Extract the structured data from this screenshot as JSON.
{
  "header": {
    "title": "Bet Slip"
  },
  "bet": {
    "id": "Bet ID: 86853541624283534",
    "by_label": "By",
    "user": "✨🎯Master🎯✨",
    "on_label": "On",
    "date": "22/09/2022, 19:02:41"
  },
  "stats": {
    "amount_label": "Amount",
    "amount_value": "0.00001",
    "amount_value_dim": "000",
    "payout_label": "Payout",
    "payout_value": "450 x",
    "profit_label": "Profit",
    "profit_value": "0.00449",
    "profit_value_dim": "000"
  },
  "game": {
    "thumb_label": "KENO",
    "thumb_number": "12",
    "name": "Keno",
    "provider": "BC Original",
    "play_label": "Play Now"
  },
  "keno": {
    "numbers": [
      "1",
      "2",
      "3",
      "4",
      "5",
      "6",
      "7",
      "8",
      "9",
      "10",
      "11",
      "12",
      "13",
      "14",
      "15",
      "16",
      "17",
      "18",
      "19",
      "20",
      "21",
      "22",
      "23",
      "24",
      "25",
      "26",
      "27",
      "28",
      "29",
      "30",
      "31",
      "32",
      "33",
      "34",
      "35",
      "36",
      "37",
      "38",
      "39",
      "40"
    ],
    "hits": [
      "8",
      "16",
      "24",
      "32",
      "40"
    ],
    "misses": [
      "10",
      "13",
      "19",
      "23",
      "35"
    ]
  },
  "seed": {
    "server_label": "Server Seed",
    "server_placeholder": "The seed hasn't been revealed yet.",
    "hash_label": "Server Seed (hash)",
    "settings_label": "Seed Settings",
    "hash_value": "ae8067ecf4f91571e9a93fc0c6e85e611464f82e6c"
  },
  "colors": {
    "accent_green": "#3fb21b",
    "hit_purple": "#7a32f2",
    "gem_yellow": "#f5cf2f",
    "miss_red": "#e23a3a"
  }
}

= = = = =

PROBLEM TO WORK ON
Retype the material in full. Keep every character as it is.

EXERCISE RESULT
Extract the structured data from this screenshot as JSON.
{
  "header": {
    "title": "Bet Slip"
  },
  "bet": {
    "id": "Bet ID: 86853541624283534",
    "by_label": "By",
    "user": "✨🎯Master🎯✨",
    "on_label": "On",
    "date": "22/09/2022, 19:02:41"
  },
  "stats": {
    "amount_label": "Amount",
    "amount_value": "0.00001",
    "amount_value_dim": "000",
    "payout_label": "Payout",
    "payout_value": "450 x",
    "profit_label": "Profit",
    "profit_value": "0.00449",
    "profit_value_dim": "000"
  },
  "game": {
    "thumb_label": "KENO",
    "thumb_number": "12",
    "name": "Keno",
    "provider": "BC Original",
    "play_label": "Play Now"
  },
  "keno": {
    "numbers": [
      "1",
      "2",
      "3",
      "4",
      "5",
      "6",
      "7",
      "8",
      "9",
      "10",
      "11",
      "12",
      "13",
      "14",
      "15",
      "16",
      "17",
      "18",
      "19",
      "20",
      "21",
      "22",
      "23",
      "24",
      "25",
      "26",
      "27",
      "28",
      "29",
      "30",
      "31",
      "32",
      "33",
      "34",
      "35",
      "36",
      "37",
      "38",
      "39",
      "40"
    ],
    "hits": [
      "8",
      "16",
      "24",
      "32",
      "40"
    ],
    "misses": [
      "10",
      "13",
      "19",
      "23",
      "35"
    ]
  },
  "seed": {
    "server_label": "Server Seed",
    "server_placeholder": "The seed hasn't been revealed yet.",
    "hash_label": "Server Seed (hash)",
    "settings_label": "Seed Settings",
    "hash_value": "ae8067ecf4f91571e9a93fc0c6e85e611464f82e6c"
  },
  "colors": {
    "accent_green": "#3fb21b",
    "hit_purple": "#7a32f2",
    "gem_yellow": "#f5cf2f",
    "miss_red": "#e23a3a"
  }
}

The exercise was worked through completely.